Looking Back at 2011 and Wondering How I Got to This Place, Cause That Journey Was Pretty Fun

For the first time in my nine years with Lee Enterprises my annual review falls inside the tidy boudaries of the calendar year. This means I finally stand a decent chance of escaping the Pavlovian responses to August and September, and find my sense of a “new beginning” coming when the calendar flips to January.

So, as I look back at my first year with madison.com (ok, 11 months) it’s difficult to separate some of the personal goals I had for 2011 from my professional goals. And maybe because on the whole, I’m left feeling that while I “scored” very well in achieving what I wanted to personally, my “scores” lacked quite a bit – by my standards – in the professional arena.

Still, there are inklings and hints as the calendar flips to 2012, that the two areas may once again start blending together.

So, what did I set out to accomplish for myself in 2011? How did I score?

  • Write a javascript function from scratch – ok maybe using google – to create something other than an alert box.
  • Be able to play guitar and sing “Long Road,” “Heart of Gold,” or “Gloria” at the same time in a voice that I can be proud of.
  • Earn one freelance gig redesigning someone’s wordpress site.
  • Write something once a week. Anything.
  • Do something will all my old writing.
  • Quit smoking…while I am at the office. Outside the office will come in 2012.
  • Record one spoken word piece.

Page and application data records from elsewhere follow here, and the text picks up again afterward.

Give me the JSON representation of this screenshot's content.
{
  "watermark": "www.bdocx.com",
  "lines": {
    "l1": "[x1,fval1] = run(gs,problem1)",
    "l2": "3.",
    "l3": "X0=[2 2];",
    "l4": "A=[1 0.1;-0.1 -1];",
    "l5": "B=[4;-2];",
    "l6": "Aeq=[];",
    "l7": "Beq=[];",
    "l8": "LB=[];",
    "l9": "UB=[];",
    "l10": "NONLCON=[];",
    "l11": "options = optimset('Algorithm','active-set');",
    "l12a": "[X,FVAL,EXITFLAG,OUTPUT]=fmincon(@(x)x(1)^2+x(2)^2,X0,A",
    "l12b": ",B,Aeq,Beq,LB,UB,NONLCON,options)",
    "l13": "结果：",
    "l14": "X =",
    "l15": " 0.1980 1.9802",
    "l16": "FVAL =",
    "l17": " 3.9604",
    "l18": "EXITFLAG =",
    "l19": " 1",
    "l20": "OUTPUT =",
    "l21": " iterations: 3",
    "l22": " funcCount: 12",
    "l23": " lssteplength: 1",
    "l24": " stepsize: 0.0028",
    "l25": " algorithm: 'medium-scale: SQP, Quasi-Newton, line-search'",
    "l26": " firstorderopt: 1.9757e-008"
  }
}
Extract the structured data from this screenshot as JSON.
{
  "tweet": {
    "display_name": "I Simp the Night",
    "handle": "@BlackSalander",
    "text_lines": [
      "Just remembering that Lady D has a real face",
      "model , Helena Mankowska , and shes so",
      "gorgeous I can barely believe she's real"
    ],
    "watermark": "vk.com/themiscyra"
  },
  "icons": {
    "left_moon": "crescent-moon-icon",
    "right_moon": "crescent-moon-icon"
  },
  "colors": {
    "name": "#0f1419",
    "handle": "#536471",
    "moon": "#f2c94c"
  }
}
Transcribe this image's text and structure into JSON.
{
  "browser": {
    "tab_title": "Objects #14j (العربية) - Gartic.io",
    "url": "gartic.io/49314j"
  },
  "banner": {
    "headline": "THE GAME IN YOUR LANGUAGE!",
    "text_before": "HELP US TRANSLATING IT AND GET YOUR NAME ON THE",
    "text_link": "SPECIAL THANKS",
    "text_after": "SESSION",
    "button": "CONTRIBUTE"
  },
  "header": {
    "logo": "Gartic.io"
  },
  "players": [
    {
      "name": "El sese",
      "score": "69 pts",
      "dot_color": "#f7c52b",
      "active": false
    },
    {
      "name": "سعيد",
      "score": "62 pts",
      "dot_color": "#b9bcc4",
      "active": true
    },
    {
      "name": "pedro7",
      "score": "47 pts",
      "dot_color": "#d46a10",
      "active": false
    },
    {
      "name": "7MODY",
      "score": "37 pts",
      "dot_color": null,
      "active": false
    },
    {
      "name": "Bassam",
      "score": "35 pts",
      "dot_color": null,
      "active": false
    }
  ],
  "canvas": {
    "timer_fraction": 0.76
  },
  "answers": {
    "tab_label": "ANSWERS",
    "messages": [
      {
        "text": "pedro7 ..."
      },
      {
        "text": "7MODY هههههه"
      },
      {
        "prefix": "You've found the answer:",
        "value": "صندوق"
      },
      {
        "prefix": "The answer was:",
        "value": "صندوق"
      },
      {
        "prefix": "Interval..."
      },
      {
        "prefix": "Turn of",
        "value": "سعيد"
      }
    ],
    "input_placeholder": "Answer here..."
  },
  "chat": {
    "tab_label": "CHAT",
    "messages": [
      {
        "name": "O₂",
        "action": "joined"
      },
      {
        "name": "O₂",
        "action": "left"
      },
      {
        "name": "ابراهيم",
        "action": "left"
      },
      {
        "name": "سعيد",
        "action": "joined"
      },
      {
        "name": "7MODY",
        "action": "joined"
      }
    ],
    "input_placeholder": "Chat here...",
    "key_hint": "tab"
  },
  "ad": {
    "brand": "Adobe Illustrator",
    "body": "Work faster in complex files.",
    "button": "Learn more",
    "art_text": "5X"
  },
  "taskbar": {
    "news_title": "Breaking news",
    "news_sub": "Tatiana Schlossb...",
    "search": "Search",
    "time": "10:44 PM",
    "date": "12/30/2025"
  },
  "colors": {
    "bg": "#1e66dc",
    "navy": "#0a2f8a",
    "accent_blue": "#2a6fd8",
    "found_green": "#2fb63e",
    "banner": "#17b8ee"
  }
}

Of these, it feels really good to know that I can bascially cross everything off my list except for playing guitar and singing at the same time – my neighbors are probably very happy that this didn’t happen – and recording a spoken-word piece.

But I quit smoking straight up – well, save for a few here and there at certain times and in certain places, and though I didn’t do much with my old writing, but I stared at it enough to know what is there and what might be possible, and I combined some of that with my want to learn more javascript to create a short story presentation.

And I don’t know if I wrote something each week, but I think I came close thanks to some opportunities – unforeseen when setting goals in January – that came my way and opened so many other doors and allowed me to accomplish other goals.

For instance, I don’t think it’s a stretch to think that a single tweet from a Lee Enterprises colleague sent me off into a world of Google Fusion Tables and Google Maps API, which provided my a reason to learn javascript and allowed me to learn from John Keefe and others, and turned me onto to the power of tweeting shop with a host or really smart journo-techs, and left me wanting to foster a similar discussion within Lee Enterprises, so I got a company blog to share what I had been learning, and then found out about a little meetup in Chicago where folks would be brainstorming ideas for a project call the Knight-Mozilla MoJo Innovation Challenge, and so I submitted an idea – one of more than 300 that were submitted – and it was selected to be part of a learning lab with 59 other people, and so I submitted a final project for the lab, and that got selected for the next phase which took me to Europe for the first time where I met so many wonderful people that have shaped my thinking about journalism and the web for the better part of six months now, and so I have sought out ways to share that thinking with Communication students at the university I attended – and as byproduct learned that I’m 12 credits short of an associate’s degree, or three total semesters short of getting that elusive four-year degree – or through fostering a discussion with Lee Enterprises colleages.

And if reading that paragraph felt a bit disorienting, living it was a bit more so. Trust me.

So what does 2012 hold? What do I want to accomplish? I aim to write that up later this week, after I finish my performance review. But I’m left feeling the list might include things that you can’t link to on the internet. Character traits seldom have web pages.